'''
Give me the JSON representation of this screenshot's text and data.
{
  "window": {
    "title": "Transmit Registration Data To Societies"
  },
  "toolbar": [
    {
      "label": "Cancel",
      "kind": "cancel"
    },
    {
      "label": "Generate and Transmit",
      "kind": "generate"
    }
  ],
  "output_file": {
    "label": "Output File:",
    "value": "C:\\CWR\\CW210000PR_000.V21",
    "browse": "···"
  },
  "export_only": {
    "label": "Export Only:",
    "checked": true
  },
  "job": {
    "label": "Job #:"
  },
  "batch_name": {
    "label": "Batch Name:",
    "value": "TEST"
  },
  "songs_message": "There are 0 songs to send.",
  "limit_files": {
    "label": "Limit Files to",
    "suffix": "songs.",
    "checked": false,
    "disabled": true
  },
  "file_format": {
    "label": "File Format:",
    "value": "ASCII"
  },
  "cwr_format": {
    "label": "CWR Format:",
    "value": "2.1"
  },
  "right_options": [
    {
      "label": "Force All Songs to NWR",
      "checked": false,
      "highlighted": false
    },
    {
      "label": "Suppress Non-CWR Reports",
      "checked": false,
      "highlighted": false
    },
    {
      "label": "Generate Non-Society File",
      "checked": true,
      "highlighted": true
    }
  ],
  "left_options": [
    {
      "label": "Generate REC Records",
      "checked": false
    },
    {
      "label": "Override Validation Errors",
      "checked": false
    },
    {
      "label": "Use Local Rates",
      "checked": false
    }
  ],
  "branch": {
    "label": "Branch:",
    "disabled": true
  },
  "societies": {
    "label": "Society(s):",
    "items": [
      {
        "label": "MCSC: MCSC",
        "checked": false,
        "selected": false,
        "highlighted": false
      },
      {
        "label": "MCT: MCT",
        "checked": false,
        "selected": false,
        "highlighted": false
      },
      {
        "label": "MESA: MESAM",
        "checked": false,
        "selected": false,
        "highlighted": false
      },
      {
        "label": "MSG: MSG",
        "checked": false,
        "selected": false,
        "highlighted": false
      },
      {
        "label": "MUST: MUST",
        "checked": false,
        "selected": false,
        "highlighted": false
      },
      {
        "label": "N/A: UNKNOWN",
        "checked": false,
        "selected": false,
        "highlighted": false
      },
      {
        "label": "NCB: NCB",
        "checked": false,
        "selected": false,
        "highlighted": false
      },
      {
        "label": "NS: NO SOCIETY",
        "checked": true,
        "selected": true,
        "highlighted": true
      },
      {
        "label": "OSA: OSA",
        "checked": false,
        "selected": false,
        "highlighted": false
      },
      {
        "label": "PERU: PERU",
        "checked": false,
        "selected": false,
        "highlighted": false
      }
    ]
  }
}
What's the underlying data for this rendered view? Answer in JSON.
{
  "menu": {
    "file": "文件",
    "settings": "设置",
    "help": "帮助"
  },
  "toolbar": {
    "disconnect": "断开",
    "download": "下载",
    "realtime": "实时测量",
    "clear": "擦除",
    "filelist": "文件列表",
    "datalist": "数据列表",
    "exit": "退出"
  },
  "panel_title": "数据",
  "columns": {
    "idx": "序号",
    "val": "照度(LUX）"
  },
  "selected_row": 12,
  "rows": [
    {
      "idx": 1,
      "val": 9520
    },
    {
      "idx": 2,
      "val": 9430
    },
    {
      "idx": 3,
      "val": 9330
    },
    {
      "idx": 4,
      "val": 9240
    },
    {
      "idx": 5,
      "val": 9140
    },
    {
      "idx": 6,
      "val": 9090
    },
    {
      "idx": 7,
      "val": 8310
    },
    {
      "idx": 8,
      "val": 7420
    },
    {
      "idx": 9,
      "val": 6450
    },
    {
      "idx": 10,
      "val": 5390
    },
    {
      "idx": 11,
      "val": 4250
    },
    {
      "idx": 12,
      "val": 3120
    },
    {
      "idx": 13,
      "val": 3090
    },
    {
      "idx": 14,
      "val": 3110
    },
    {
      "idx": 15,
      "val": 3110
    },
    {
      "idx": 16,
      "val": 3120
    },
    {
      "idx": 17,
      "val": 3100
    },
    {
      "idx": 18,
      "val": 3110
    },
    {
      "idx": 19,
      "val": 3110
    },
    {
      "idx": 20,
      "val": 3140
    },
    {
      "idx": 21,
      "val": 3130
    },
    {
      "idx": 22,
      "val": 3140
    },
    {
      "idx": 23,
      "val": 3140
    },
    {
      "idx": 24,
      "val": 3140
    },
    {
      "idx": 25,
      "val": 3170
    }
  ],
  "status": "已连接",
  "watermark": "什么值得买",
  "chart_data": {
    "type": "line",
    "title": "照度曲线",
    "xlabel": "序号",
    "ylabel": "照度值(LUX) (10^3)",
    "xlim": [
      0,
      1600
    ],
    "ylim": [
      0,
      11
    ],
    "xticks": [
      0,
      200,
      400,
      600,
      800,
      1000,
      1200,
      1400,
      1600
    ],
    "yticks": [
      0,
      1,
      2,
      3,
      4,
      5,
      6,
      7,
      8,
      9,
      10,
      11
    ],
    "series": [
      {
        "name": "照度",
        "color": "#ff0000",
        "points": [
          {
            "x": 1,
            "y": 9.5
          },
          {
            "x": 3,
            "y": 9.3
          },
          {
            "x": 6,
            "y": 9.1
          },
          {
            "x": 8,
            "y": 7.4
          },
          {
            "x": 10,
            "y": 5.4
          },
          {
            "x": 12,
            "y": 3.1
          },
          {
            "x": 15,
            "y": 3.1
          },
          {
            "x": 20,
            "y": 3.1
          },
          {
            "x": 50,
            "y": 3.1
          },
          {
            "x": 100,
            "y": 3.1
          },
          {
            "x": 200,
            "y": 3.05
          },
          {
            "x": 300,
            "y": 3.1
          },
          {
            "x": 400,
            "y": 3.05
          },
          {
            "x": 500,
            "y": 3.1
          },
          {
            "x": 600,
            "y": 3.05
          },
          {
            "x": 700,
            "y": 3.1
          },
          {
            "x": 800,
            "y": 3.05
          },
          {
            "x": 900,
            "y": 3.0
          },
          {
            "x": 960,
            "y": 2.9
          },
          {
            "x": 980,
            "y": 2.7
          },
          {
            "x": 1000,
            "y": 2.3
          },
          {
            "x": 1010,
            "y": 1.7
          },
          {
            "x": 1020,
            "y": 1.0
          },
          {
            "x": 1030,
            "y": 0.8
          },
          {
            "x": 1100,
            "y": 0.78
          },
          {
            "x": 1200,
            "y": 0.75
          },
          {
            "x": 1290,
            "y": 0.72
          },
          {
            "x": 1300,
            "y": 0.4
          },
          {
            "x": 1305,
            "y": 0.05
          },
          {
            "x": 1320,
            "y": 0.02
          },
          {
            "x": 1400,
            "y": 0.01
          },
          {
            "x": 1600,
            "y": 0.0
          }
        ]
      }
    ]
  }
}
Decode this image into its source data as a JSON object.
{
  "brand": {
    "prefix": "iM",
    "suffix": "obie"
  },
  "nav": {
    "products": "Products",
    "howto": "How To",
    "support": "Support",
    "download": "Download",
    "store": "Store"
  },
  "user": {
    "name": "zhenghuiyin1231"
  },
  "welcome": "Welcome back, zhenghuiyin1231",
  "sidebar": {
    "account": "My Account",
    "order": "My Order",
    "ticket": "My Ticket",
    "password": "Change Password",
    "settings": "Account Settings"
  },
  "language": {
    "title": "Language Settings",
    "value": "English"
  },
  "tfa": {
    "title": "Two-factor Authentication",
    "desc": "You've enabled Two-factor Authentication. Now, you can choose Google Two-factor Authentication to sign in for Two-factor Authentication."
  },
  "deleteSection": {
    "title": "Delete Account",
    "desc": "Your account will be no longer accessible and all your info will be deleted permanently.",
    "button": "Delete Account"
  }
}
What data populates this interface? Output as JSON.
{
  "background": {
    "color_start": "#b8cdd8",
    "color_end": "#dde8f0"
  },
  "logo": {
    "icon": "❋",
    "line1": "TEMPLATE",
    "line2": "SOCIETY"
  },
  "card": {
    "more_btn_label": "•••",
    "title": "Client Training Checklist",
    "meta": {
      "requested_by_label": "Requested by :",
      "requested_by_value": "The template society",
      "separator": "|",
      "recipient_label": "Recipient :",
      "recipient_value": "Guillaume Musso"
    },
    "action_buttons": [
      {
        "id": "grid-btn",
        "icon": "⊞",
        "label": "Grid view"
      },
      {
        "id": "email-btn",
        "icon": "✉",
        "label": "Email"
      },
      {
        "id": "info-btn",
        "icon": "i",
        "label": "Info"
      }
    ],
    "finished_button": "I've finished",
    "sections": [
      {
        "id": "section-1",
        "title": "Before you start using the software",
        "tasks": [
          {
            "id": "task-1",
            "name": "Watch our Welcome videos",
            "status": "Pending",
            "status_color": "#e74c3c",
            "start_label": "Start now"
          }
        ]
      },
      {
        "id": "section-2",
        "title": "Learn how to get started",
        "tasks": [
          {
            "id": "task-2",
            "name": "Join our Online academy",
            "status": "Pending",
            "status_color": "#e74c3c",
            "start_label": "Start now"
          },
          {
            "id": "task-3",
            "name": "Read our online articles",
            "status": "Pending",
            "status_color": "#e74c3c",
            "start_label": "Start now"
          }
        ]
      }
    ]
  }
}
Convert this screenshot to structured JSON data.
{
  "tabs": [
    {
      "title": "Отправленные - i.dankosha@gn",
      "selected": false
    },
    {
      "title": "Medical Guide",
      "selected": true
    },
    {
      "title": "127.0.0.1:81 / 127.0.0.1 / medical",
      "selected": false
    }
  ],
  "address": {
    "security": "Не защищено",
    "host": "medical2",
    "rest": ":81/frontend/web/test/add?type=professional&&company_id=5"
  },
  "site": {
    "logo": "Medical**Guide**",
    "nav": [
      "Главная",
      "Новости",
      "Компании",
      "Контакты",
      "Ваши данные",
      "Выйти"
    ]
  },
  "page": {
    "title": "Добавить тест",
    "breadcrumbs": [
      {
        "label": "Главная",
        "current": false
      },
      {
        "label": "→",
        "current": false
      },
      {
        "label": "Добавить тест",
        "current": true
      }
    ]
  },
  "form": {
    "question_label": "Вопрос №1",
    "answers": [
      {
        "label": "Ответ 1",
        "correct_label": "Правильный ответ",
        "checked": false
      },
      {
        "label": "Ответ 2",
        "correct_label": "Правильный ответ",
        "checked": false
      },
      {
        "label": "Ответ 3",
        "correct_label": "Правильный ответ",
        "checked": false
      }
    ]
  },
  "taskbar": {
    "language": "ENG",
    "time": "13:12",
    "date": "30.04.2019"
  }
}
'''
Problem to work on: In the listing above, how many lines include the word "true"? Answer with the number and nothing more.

Written solution: 10